**TRY IT:**
Where a line below holds the string "Annuals", that line goes into the answer.

--------------------

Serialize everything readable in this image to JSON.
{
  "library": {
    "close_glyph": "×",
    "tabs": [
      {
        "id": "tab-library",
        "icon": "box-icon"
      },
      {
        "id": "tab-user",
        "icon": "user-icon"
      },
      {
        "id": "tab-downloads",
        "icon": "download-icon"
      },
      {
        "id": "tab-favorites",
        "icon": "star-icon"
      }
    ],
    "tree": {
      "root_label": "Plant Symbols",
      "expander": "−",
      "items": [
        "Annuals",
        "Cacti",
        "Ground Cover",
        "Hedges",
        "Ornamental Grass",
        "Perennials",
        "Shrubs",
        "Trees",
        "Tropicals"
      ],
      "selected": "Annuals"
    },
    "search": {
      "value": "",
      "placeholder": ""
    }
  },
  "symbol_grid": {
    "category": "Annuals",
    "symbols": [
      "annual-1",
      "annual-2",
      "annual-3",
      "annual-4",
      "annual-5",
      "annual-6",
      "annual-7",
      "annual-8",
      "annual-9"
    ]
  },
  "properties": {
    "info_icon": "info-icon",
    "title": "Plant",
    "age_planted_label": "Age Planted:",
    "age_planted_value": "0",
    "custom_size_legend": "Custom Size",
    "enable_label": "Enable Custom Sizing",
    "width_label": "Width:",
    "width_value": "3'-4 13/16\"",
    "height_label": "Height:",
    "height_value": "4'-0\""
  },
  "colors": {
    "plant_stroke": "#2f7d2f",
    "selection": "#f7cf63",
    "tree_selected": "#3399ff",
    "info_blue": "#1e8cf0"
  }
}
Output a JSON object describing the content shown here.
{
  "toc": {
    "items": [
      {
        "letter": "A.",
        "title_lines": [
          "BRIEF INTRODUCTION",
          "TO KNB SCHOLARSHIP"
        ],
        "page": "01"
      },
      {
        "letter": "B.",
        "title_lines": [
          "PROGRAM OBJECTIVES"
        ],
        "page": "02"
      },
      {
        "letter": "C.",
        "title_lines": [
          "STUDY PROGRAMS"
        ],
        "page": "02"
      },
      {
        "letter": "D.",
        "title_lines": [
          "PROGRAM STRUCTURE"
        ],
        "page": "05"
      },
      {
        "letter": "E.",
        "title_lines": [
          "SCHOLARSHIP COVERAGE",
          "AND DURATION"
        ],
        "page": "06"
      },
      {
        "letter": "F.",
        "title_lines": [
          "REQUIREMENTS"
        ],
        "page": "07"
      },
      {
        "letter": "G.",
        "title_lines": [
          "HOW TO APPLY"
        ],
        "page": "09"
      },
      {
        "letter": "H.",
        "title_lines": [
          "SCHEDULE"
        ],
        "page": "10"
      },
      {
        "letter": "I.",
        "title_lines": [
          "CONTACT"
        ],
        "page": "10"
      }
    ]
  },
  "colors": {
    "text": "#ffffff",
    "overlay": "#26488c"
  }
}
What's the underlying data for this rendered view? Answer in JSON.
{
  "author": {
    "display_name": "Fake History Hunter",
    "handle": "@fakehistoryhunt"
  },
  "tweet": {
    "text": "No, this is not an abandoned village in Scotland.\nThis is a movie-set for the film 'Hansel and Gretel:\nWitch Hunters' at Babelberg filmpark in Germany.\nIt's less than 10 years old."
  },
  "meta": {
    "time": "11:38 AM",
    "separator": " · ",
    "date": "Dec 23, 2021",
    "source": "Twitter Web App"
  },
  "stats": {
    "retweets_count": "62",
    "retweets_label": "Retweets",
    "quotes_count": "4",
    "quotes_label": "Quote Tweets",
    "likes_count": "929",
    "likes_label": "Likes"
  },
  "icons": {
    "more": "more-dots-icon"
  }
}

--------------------

**FINISHED TASK:**
        "Annuals",
      "selected": "Annuals"
    "category": "Annuals",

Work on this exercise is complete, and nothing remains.